The underlying biological mechanism of action whereby lycopene exerts an effect on the sperm is currently unknown. The antioxidant properties of lycopene have been the primary focus of mechanistic investigation of the action of lycopene on idiopathic male infertility to date [17]. Oxidative stress is believed to play a role in the pathogenesis of idiopathic male infertility and although reactive oxygen species play an important role in normal sperm function, disequilibrium of reactive oxygen species and antioxidant defence appears to be detrimental [37]. While it is well known that sperm are very vulnerable to damage by free radicals [38], we cannot assume that the beneficial effects of lycopene we observed are because of its antioxidant properties as we did not make any relevant measurements of oxidative stress in biological fluids such as seminal plasma. However, an antioxidant role for lycopene is a plausible hypothesis.

The study reported here had a modest sample size and is not without its limitations. First, to increase the rates of compliance by the study participants, we allowed them to produce their samples at home rather than in a clinic and this would have inevitably led to a delay in undertaking some of the measurements we have reported here. However, the World Health Organisation Laboratory Manual for the examination and processing of human semen [3] recommends that all measurements be performed within 1 h of sample production and others [39] have argued that specimen collection at home is not detrimental as long as samples are delivered in a timely manner and motility measurements are done at the correct temperature. In this study, the median delay in processing the samples was 58.5 min (range 35–115 min) and was not different between those men randomized to lycopene vs placebo. Furthermore, all motility measurements were undertaken at 37 °C as per WHO (2010) recommendations. Second, it is known that BMI is related to aspects of semen quality [10] and although the majority of the study participants had a normal BMI, a high proportion (45%) fell in the overweight or obese category. This may reflect a high muscle mass rather than a high fat mass since a proportion of the men were recruited via University Sports clubs. Interestingly, the BMI of men randomized to lycopene was significantly higher (p = 0.049) compared to those randomized to placebo (Table 1) which suggests that the observed improvement in semen quality in these men could be more remarkable than in men with a lower BMI. However, the difference in BMI is small and probably biologically insignificant, although in future studies it could be useful to consider undertaking an analysis of body composition using bioelectrical impendence [40] for a more accurate assessment of percentage body fat.
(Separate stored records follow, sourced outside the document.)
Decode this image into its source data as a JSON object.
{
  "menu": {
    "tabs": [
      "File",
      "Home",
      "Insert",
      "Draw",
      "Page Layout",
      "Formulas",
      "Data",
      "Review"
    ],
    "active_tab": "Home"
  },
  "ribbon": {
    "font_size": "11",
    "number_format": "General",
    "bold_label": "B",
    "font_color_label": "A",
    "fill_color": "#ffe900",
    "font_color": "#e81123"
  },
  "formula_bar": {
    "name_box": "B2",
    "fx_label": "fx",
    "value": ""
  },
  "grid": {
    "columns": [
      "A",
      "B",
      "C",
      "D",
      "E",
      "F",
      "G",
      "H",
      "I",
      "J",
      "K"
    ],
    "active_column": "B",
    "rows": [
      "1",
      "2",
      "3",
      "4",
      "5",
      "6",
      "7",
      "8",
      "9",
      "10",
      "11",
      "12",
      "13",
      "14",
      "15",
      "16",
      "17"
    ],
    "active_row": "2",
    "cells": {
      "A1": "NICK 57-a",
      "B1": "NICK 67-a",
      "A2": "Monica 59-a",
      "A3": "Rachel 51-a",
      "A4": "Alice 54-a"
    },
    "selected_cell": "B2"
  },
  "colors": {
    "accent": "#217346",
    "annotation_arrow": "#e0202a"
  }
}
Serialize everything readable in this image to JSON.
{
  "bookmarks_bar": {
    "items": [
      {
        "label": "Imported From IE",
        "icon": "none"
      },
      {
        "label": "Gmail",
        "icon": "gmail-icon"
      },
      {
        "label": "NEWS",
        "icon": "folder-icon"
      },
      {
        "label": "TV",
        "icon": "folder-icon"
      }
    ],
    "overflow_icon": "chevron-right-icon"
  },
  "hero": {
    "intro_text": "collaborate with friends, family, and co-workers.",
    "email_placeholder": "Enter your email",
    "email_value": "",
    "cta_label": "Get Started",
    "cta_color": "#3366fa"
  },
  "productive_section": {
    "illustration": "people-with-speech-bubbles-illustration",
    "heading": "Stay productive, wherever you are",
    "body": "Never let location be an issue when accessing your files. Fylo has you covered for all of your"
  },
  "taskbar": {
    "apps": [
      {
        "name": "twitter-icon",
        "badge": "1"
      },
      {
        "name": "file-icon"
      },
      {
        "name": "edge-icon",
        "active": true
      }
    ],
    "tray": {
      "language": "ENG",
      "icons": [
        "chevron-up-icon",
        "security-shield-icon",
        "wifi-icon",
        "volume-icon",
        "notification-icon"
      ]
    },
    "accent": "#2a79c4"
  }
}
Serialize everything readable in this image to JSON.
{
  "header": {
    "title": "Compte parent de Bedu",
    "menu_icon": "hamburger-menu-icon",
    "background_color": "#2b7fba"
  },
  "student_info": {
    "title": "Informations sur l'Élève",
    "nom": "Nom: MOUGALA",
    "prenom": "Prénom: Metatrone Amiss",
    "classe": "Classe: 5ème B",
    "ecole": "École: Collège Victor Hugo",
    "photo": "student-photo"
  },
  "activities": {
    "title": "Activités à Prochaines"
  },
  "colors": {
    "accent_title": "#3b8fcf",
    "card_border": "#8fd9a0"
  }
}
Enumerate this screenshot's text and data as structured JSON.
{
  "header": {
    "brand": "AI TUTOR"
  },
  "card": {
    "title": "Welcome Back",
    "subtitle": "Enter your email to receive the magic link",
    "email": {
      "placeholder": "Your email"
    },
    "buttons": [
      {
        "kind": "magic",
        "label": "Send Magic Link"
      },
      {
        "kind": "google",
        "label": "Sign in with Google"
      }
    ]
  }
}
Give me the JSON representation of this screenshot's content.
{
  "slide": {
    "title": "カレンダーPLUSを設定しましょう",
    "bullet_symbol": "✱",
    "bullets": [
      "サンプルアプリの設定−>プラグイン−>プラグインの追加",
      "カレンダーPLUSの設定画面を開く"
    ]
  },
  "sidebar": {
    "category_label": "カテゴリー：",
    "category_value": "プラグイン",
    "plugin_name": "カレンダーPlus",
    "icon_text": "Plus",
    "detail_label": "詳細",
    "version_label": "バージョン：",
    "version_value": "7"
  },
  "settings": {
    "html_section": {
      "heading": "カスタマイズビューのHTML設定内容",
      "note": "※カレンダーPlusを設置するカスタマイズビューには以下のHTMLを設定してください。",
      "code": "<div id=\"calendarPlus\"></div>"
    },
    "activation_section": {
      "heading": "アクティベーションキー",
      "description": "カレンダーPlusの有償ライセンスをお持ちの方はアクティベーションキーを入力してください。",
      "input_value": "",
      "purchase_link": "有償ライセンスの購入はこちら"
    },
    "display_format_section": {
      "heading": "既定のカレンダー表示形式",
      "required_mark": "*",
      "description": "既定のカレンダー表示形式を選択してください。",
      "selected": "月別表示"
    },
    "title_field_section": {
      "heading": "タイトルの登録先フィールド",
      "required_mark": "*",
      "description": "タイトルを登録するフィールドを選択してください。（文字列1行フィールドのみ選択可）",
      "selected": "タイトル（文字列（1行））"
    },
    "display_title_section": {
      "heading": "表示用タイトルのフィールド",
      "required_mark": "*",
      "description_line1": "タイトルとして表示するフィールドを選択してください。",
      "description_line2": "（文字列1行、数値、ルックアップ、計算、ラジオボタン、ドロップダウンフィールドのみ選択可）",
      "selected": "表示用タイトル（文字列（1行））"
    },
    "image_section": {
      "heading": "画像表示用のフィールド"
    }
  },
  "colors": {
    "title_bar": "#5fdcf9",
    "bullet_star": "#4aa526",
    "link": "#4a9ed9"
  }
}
In conclusion, we report a modest but statistically significant improvement in the semen quality of healthy young men randomized to receive 14 mg lactolycopene per day for 12 weeks. Whilst the study demonstrates improvements in some measures of sperm quality in response to lycopene supplementation, the clinical impact on fertility and the chances of pregnancy, and live birth are unknown. Future studies should focus on men from infertile partnerships to determine not only the optimum dose and timing of lycopene both to improve sperm quality but also whether this enhances pregnancy outcome for these couples.